17 function. 100 CPython. 42 complex number. 102 generator expression. 99 annotations function. 102 global interpreter lock. 99 F file object. 101 file-like object.. 101 docstrings. 45 __future__. 7. 25 -> (return annotation assignment). 101 extension module. 101 for statement. 7. 106 >>>. 101 docstring. 100 descriptor. 101 E EAFP. 41. 26 function annotation. 99 D decorator. 100 bytes-like object. 50 file object. 101 finder. 100 C class. 99 __all__. 101 annotations. 100 context manager. 25 duck-typing. 20. 90 expression.INDEX Symbols * statement. 99 2to3. 26 coercion. 99 built-in function help. 26 argument. 43 bytecode. 100 coding style. 41 PYTHONPATH. 26 . 101 B BDFL.. 20. 50 builtins module. 24 ** statement. 102 GIL. 100 G garbage collection. 100 compileall module. 99 attribute. 102 H hashable. 42 PYTHONSTARTUP. 101 floor division. 101 environment variable PATH. 102 help 129 . 73 open. 101 __slots__.. 25 documentation strings. 101 A abstract base class. 102 generator. 100 dictionary.

105 file. 104 module. 101 PEP 278. 73 built-in function. 41 sys. 106 provisional package. 104 M mapping. 104 list comprehension. 41 sequence.3. 104 metaclass. 101. 101 PEP 3116. 104 PEP 3107. 41. 102 import path. 107 PEP 302. 104 namespace package. 106 Python Enhancement Proposals PEP 238. 65 open 130 . 103 list. 103 importing. 25 Index O object. 103 iterator. 102 immutable. 7. 41 path based finder. 103 keyword argument. 90 reference count. 104 namespace. 105 PATH. 42 pickle. 65 method resolution order. 105 positional argument. 107 slice. 106 PEP 420. 106 rlcompleter module. 106 Python 3000. 42 PYTHONSTARTUP. 102 importer. 104 nested scope. 107 *. 106 PEP 8. 99. 52 portion. 106 PYTHONPATH.Python Tutorial. 103 LBYL. 103 L lambda. 42 MRO. 26 Pythonic. 107 statement. 104 mutable. 106 PEP 343. 103 interactive. 105 path entry hook. 50 method. 101. 103 iterable. 41 path module search. 104 object. 105 PEP 411. 90 search path. 105 S search path. 105. 104 builtins. 104 meta path finder. 24 **. 90 N named tuple. 90 K key function. 106 R readline module. 105 pickle module. 105 new-style class. 107 special method. 50 I IDLE. 104 loader. 104 Q qualified name. 52 readline. 43 compileall. 90 rlcompleter. module. 106 regular package. 105 path entry finder.
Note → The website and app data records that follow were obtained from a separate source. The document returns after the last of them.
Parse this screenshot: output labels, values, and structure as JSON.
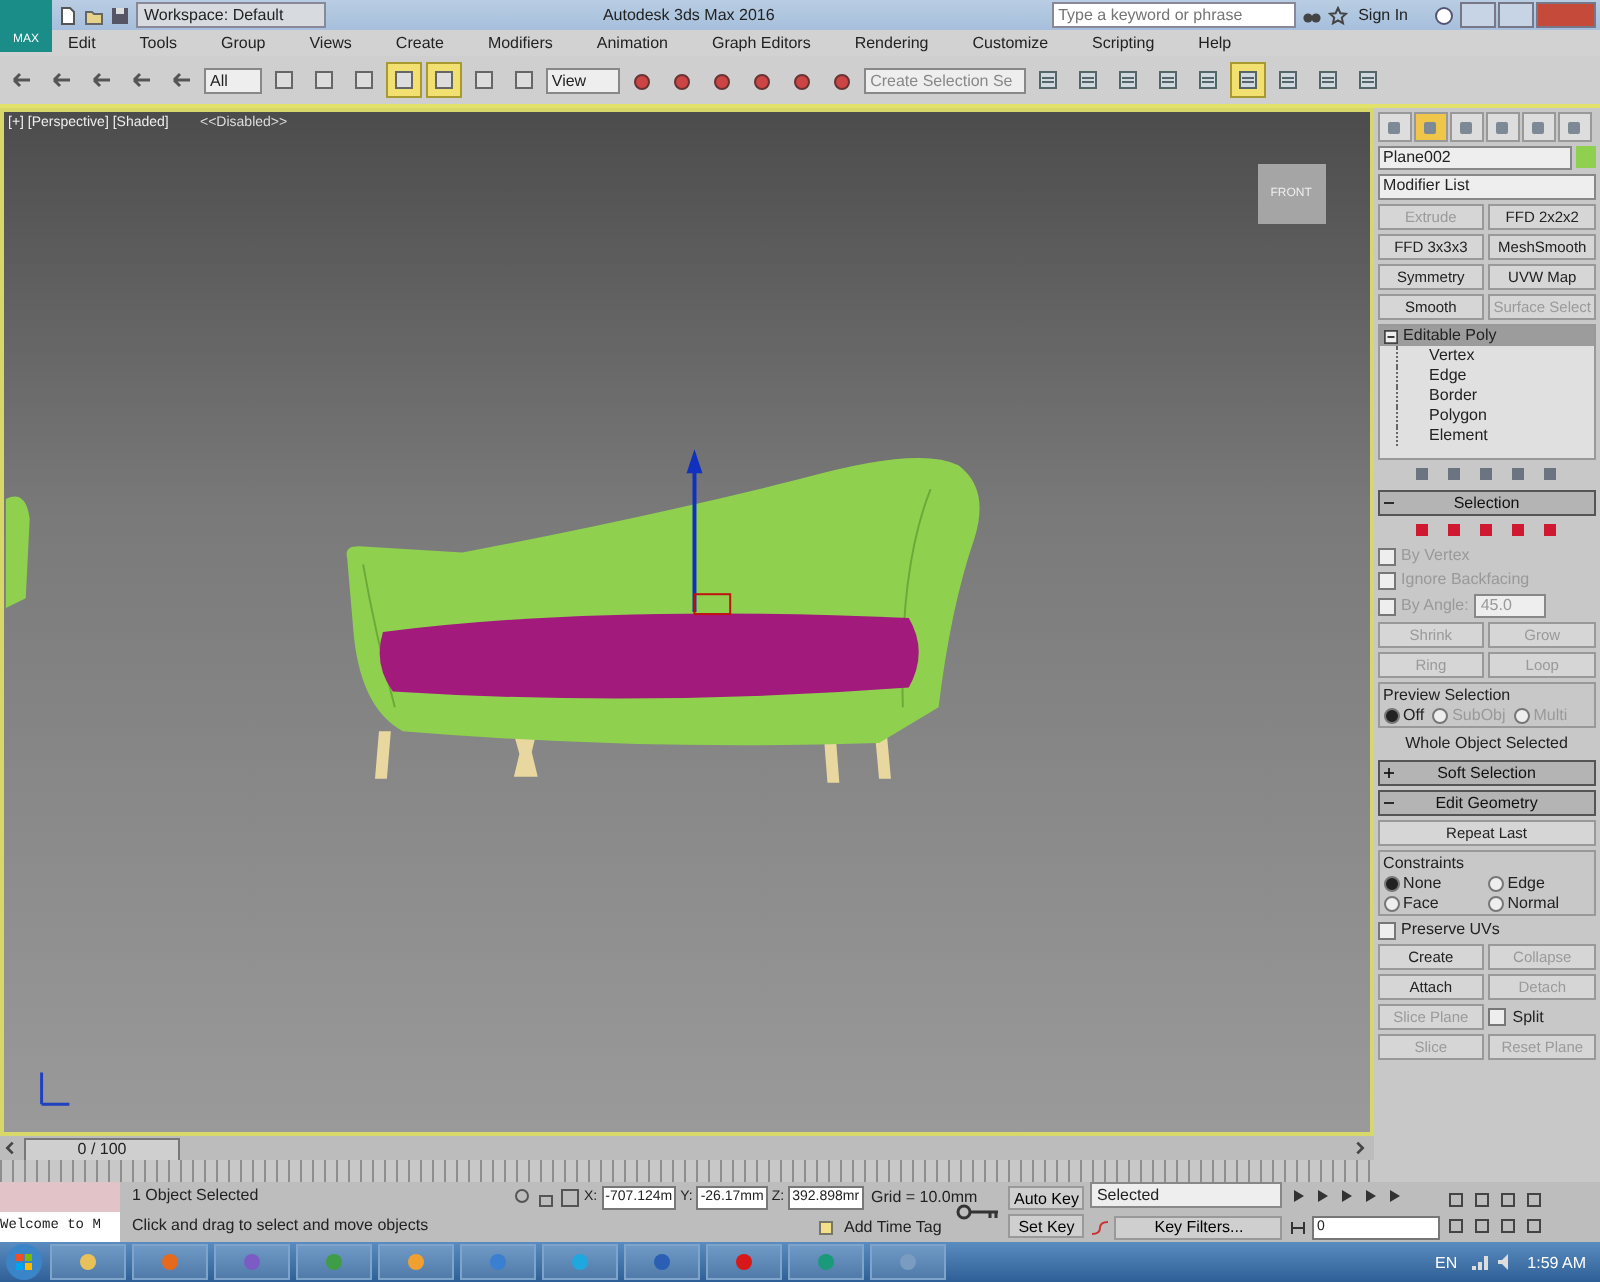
{
  "title_bar": {
    "app_button": "MAX",
    "workspace": "Workspace: Default",
    "title": "Autodesk 3ds Max 2016",
    "search_placeholder": "Type a keyword or phrase",
    "sign_in": "Sign In"
  },
  "menu": [
    "Edit",
    "Tools",
    "Group",
    "Views",
    "Create",
    "Modifiers",
    "Animation",
    "Graph Editors",
    "Rendering",
    "Customize",
    "Scripting",
    "Help"
  ],
  "toolbar": {
    "selection_filter": "All",
    "ref_coord": "View",
    "named_selection": "Create Selection Se",
    "buttons": [
      {
        "selected": false
      },
      {
        "selected": false
      },
      {
        "selected": false
      },
      {
        "selected": false
      },
      {
        "selected": false
      },
      {
        "selected": false
      },
      {
        "selected": false
      },
      {
        "selected": false
      },
      {
        "selected": true
      },
      {
        "selected": true
      },
      {
        "selected": false
      },
      {
        "selected": false
      },
      {
        "selected": false
      },
      {
        "selected": false
      },
      {
        "selected": false
      },
      {
        "selected": false
      },
      {
        "selected": false
      },
      {
        "selected": false
      },
      {
        "selected": false
      },
      {
        "selected": false
      },
      {
        "selected": false
      },
      {
        "selected": false
      },
      {
        "selected": false
      },
      {
        "selected": true
      },
      {
        "selected": false
      },
      {
        "selected": false
      },
      {
        "selected": false
      }
    ]
  },
  "viewport": {
    "label": "[+] [Perspective] [Shaded]",
    "disabled_label": "<<Disabled>>",
    "viewcube": "FRONT"
  },
  "command_panel": {
    "tabs": [
      {
        "selected": false
      },
      {
        "selected": true
      },
      {
        "selected": false
      },
      {
        "selected": false
      },
      {
        "selected": false
      },
      {
        "selected": false
      }
    ],
    "object": {
      "name": "Plane002",
      "color": "#8fd14f"
    },
    "modifier_list": "Modifier List",
    "modifier_buttons": [
      {
        "label": "Extrude",
        "disabled": true
      },
      {
        "label": "FFD 2x2x2",
        "disabled": false
      },
      {
        "label": "FFD 3x3x3",
        "disabled": false
      },
      {
        "label": "MeshSmooth",
        "disabled": false
      },
      {
        "label": "Symmetry",
        "disabled": false
      },
      {
        "label": "UVW Map",
        "disabled": false
      },
      {
        "label": "Smooth",
        "disabled": false
      },
      {
        "label": "Surface Select",
        "disabled": true
      }
    ],
    "stack": {
      "label": "Editable Poly",
      "expanded": true,
      "children": [
        {
          "label": "Vertex"
        },
        {
          "label": "Edge"
        },
        {
          "label": "Border"
        },
        {
          "label": "Polygon"
        },
        {
          "label": "Element"
        }
      ]
    },
    "selection": {
      "title": "Selection",
      "expanded": true,
      "checks": [
        {
          "label": "By Vertex",
          "checked": false
        },
        {
          "label": "Ignore Backfacing",
          "checked": false
        },
        {
          "label": "By Angle:",
          "checked": false
        }
      ],
      "angle": "45.0",
      "buttons": [
        "Shrink",
        "Grow",
        "Ring",
        "Loop"
      ],
      "preview_title": "Preview Selection",
      "preview_options": [
        {
          "label": "Off",
          "selected": true
        },
        {
          "label": "SubObj",
          "selected": false
        },
        {
          "label": "Multi",
          "selected": false
        }
      ],
      "status": "Whole Object Selected"
    },
    "soft_selection": {
      "title": "Soft Selection",
      "expanded": false
    },
    "edit_geometry": {
      "title": "Edit Geometry",
      "expanded": true,
      "repeat_last": "Repeat Last",
      "constraints_title": "Constraints",
      "constraints": [
        {
          "label": "None",
          "selected": true
        },
        {
          "label": "Edge",
          "selected": false
        },
        {
          "label": "Face",
          "selected": false
        },
        {
          "label": "Normal",
          "selected": false
        }
      ],
      "preserve_uvs": {
        "label": "Preserve UVs",
        "checked": false
      },
      "buttons": [
        {
          "label": "Create",
          "disabled": false
        },
        {
          "label": "Collapse",
          "disabled": true
        },
        {
          "label": "Attach",
          "disabled": false
        },
        {
          "label": "Detach",
          "disabled": true
        },
        {
          "label": "Slice Plane",
          "disabled": true
        },
        {
          "label": "Split",
          "disabled": false,
          "kind": "checkbox",
          "checked": false
        },
        {
          "label": "Slice",
          "disabled": true
        },
        {
          "label": "Reset Plane",
          "disabled": true
        }
      ]
    }
  },
  "time_slider": {
    "label": "0 / 100"
  },
  "status": {
    "listener": "Welcome to M",
    "selected_info": "1 Object Selected",
    "prompt": "Click and drag to select and move objects",
    "x_label": "X:",
    "x": "-707.124m",
    "y_label": "Y:",
    "y": "-26.17mm",
    "z_label": "Z:",
    "z": "392.898mr",
    "grid": "Grid = 10.0mm",
    "add_time_tag": "Add Time Tag",
    "auto_key": "Auto Key",
    "set_key": "Set Key",
    "key_mode": "Selected",
    "key_filters": "Key Filters...",
    "frame": "0"
  },
  "taskbar": {
    "apps": [
      {
        "color": "#e8c15a"
      },
      {
        "color": "#e56a1c"
      },
      {
        "color": "#7b5cc4"
      },
      {
        "color": "#3f9c47"
      },
      {
        "color": "#f0a030"
      },
      {
        "color": "#3a7fd0"
      },
      {
        "color": "#1fa8e0"
      },
      {
        "color": "#2b5fb4"
      },
      {
        "color": "#d81818"
      },
      {
        "color": "#1a9a7a"
      },
      {
        "color": "#7a9cc0"
      }
    ],
    "language": "EN",
    "clock": "1:59 AM"
  }
}
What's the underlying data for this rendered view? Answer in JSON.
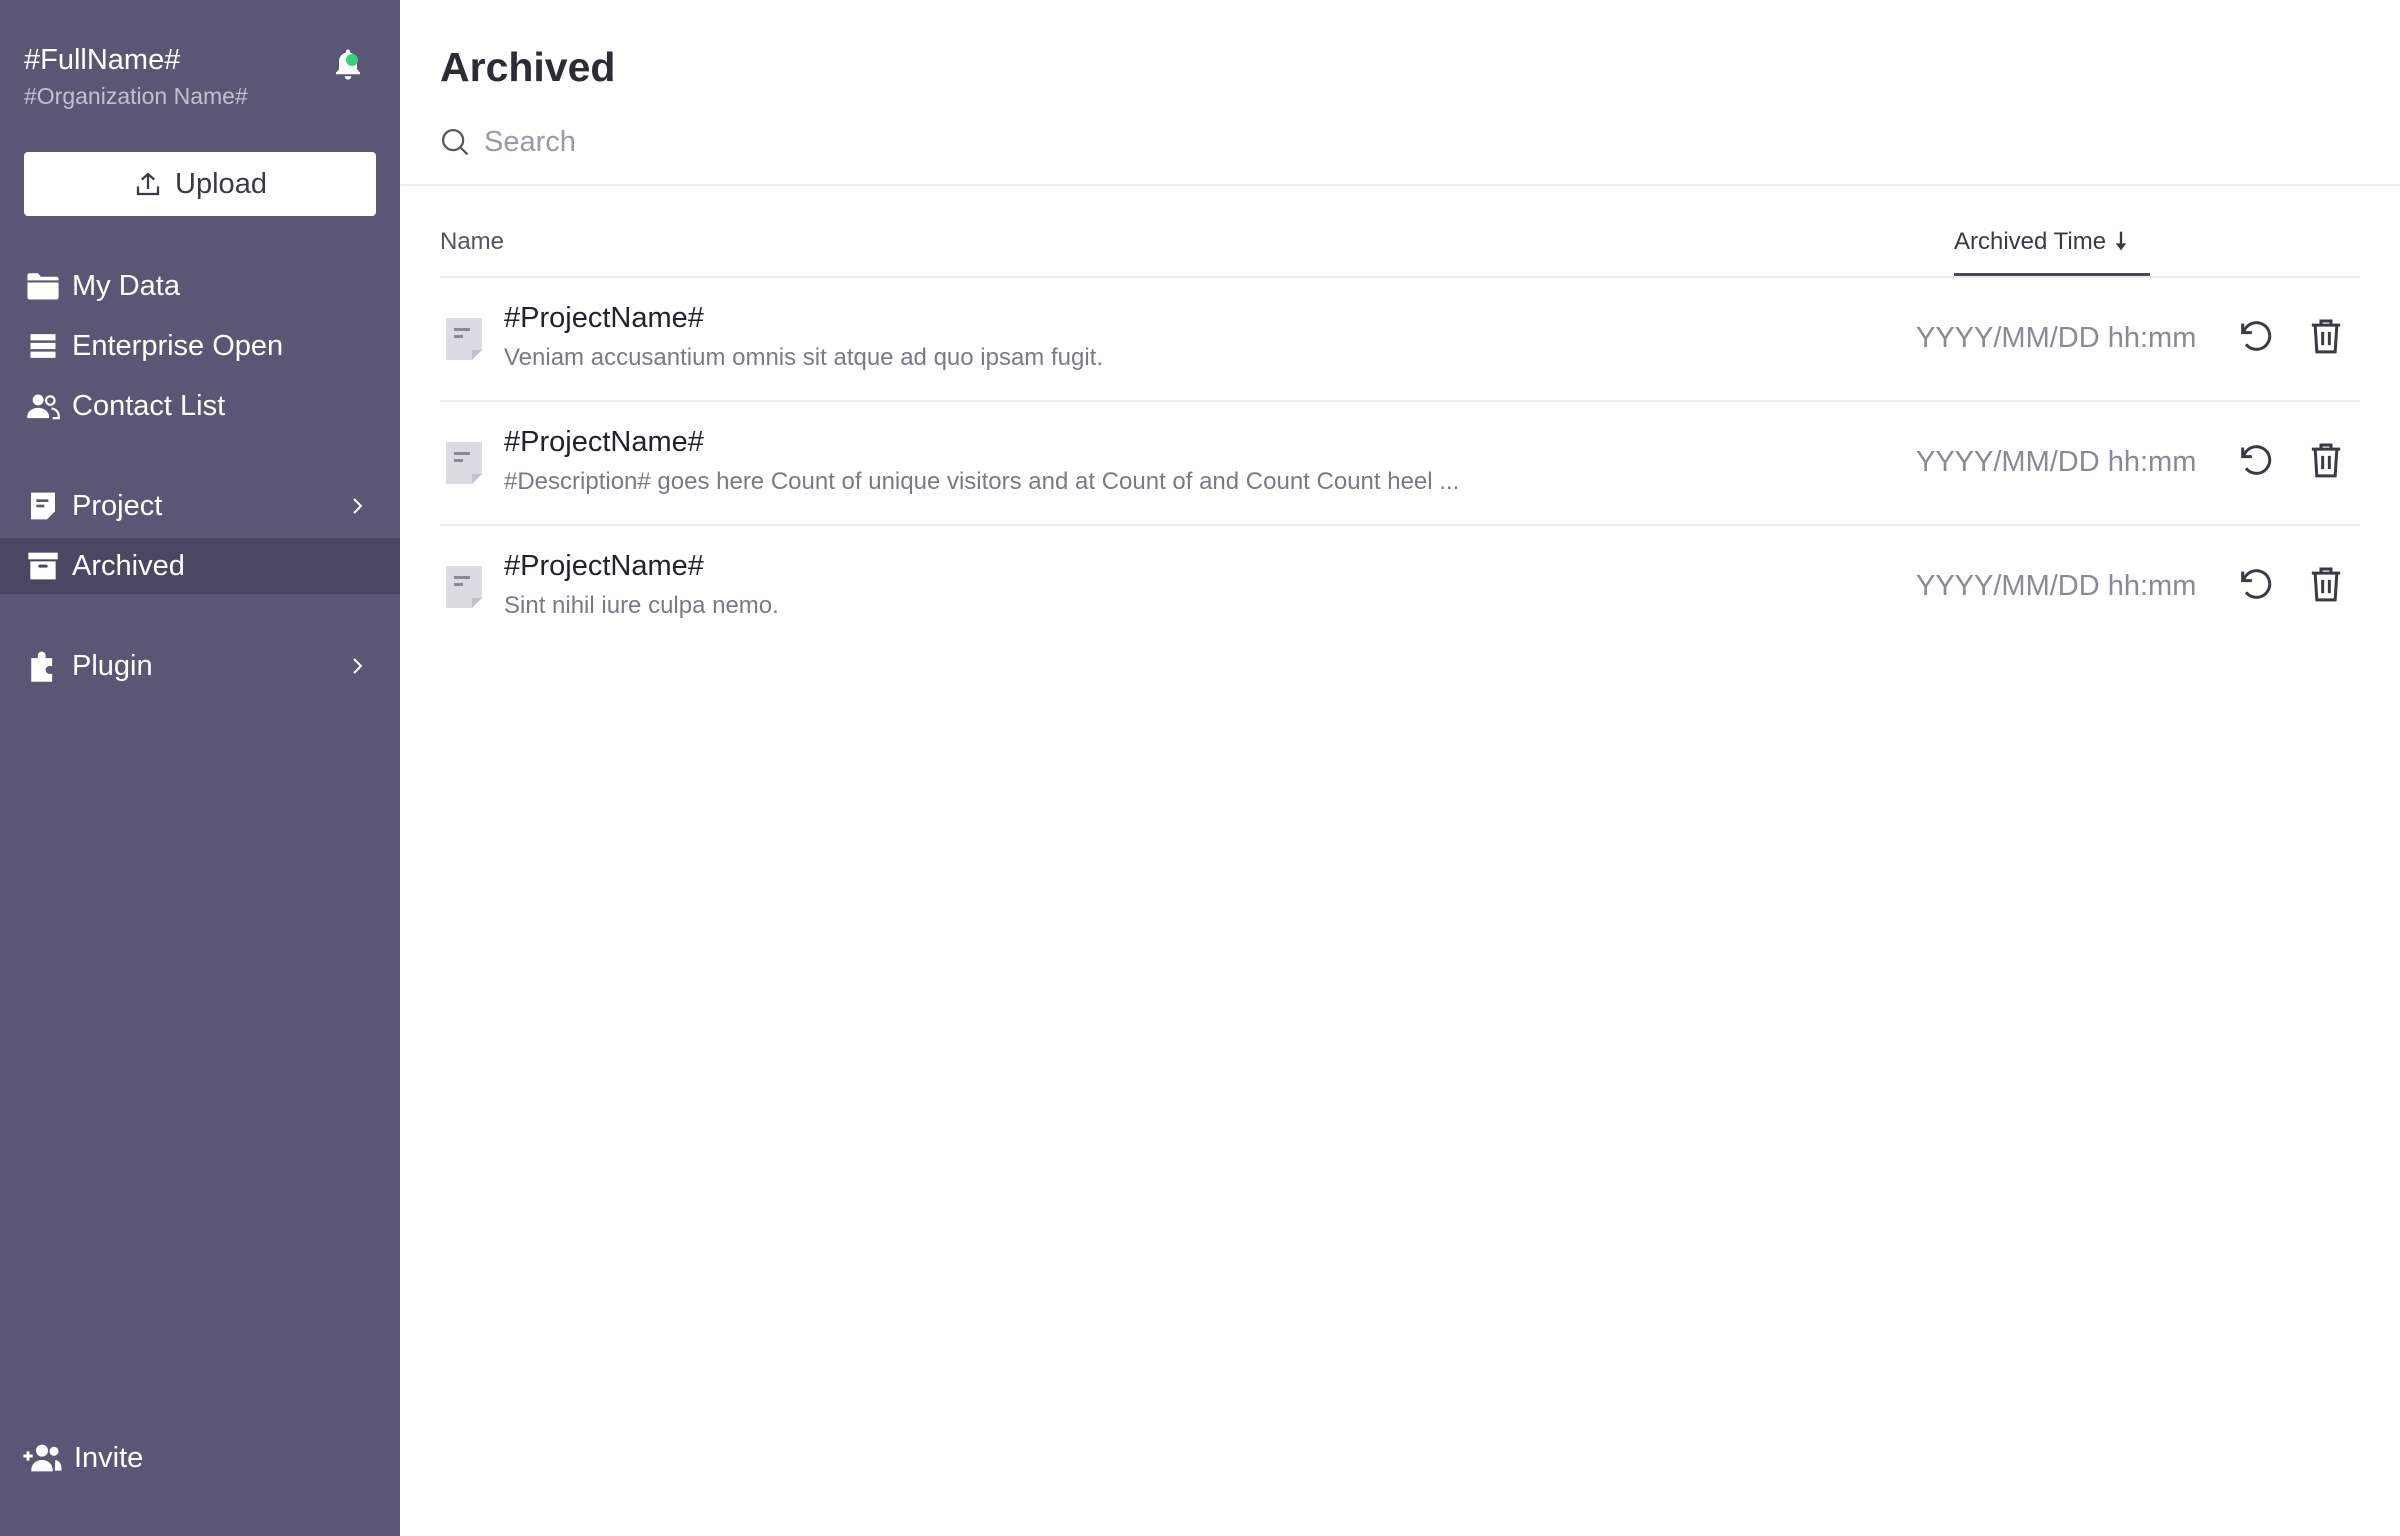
{
  "sidebar": {
    "user_name": "#FullName#",
    "org_name": "#Organization Name#",
    "upload_label": "Upload",
    "nav": {
      "my_data": "My Data",
      "enterprise_open": "Enterprise Open",
      "contact_list": "Contact List",
      "project": "Project",
      "archived": "Archived",
      "plugin": "Plugin"
    },
    "invite_label": "Invite",
    "active_item": "Archived",
    "notification_dot_color": "#36d27a"
  },
  "main": {
    "title": "Archived",
    "search": {
      "placeholder": "Search",
      "value": ""
    },
    "table": {
      "columns": {
        "name": "Name",
        "archived_time": "Archived Time",
        "sort_direction": "descending"
      },
      "rows": [
        {
          "name": "#ProjectName#",
          "description": "Veniam accusantium omnis sit atque ad quo ipsam fugit.",
          "time": "YYYY/MM/DD hh:mm"
        },
        {
          "name": "#ProjectName#",
          "description": "#Description# goes here Count of unique visitors and at Count of and Count Count heel ...",
          "time": "YYYY/MM/DD hh:mm"
        },
        {
          "name": "#ProjectName#",
          "description": "Sint nihil iure culpa nemo.",
          "time": "YYYY/MM/DD hh:mm"
        }
      ]
    }
  },
  "colors": {
    "sidebar_bg": "#5a5673",
    "sidebar_active_bg": "#4b4762"
  }
}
Release 3. 100 PEP 362. 107 PEP 3155. 7. 105 path entry. 103 P package. 104 method. 103 interpreted.2 built-in function. 105 parameter.

42 T triple-quoted string.Python Tutorial. 26 sys module. 107 virtual machine.2 for. 107 Z Zen of Python. Release 3. 107 Index 131 . documentation.3. 17 strings. 107 V view. 107 type. 20. 25 struct sequence. 107 style coding. 107 U universal newlines.